3D modeling and printing is a fairly new phenomenon, but it has already made an impact in our lives, especially in healthcare in developing countries. A couple of months ago we reported on Canadian researchers who created the first 3D printed prosthetic.
Now this technology is being used in eye health. Nearly 300 million people worldwide have some form of visual impairment. While the vast majority of visually impairments are either preventable or curable, most visually impaired people live in developing countries, where healthcare and medical centers are limited and costly.
Dr. Hong Sheng Chiong is an eye doctor who last year founded OphthalmicDocs, a firm that develops low cost tools to prevent blindness.
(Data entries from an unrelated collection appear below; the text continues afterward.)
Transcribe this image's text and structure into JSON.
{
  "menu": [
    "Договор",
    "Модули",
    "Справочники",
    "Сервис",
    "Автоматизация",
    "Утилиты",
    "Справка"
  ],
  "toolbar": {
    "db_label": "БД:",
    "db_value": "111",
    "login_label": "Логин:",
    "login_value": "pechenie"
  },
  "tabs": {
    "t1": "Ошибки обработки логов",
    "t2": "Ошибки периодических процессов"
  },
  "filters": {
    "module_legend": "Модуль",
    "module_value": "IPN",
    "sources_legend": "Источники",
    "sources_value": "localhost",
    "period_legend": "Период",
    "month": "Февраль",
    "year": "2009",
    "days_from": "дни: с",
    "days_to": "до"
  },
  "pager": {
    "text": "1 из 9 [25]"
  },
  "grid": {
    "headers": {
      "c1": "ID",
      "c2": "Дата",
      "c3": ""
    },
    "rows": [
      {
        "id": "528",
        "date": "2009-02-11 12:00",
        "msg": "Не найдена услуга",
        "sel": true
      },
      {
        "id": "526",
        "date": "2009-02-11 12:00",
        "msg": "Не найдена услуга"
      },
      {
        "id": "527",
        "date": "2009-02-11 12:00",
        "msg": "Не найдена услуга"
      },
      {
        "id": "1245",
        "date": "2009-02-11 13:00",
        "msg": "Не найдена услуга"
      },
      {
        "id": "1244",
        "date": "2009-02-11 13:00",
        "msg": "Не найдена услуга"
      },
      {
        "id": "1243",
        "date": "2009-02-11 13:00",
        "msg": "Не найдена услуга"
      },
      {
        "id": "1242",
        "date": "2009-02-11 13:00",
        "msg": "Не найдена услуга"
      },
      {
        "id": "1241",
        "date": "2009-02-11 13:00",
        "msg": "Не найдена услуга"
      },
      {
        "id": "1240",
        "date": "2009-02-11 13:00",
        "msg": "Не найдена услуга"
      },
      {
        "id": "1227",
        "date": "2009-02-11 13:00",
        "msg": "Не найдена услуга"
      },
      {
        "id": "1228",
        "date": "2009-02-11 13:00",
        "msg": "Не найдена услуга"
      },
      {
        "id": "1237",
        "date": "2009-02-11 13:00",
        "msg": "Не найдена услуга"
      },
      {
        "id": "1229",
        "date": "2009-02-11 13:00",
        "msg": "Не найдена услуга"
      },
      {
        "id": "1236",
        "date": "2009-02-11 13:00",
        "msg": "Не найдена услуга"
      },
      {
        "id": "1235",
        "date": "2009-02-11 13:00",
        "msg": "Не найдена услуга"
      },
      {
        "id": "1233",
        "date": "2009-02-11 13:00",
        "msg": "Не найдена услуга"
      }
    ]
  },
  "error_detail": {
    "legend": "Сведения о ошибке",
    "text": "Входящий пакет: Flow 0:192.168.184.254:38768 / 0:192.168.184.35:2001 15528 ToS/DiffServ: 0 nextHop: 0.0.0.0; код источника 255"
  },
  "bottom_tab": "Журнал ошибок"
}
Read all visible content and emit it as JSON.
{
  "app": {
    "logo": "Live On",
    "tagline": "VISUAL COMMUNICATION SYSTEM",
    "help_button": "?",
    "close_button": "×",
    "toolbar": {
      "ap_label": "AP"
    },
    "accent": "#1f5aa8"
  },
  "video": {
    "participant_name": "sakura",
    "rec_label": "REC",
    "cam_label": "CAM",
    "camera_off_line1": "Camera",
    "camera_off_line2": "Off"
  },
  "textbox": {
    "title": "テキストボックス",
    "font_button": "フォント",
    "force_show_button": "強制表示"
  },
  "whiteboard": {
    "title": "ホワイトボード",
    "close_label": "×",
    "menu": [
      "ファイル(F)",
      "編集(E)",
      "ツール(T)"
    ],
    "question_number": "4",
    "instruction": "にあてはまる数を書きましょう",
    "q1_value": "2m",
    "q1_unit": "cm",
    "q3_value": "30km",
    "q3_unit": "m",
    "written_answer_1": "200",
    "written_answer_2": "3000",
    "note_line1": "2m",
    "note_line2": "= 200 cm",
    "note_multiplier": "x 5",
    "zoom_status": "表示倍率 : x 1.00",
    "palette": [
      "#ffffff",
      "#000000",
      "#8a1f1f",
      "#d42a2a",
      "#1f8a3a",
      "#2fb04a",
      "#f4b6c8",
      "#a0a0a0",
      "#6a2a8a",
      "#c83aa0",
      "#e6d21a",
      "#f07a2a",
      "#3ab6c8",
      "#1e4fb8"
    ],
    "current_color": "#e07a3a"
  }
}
He was first exposed to the problems in developing world healthcare while practicing in Kenya, Malaysia and Nepal. He witnessed firsthand that access to expensive fundus and retina cameras for basic eye check-ups was limited.
Dr. Chiong has developed a series of 3D printed eye imaging adapters that can be used in conjunction with a mobile app and a smartphone, and can conduct eye diagnostics testing even in areas of the world where a medical center is nowhere to be found. The device costs no more that US$40.
OphthalmicDocs may have found a promising solution to a simple but important problem.
Check out a TED talk where Dr. Chiong further discusses his innovations: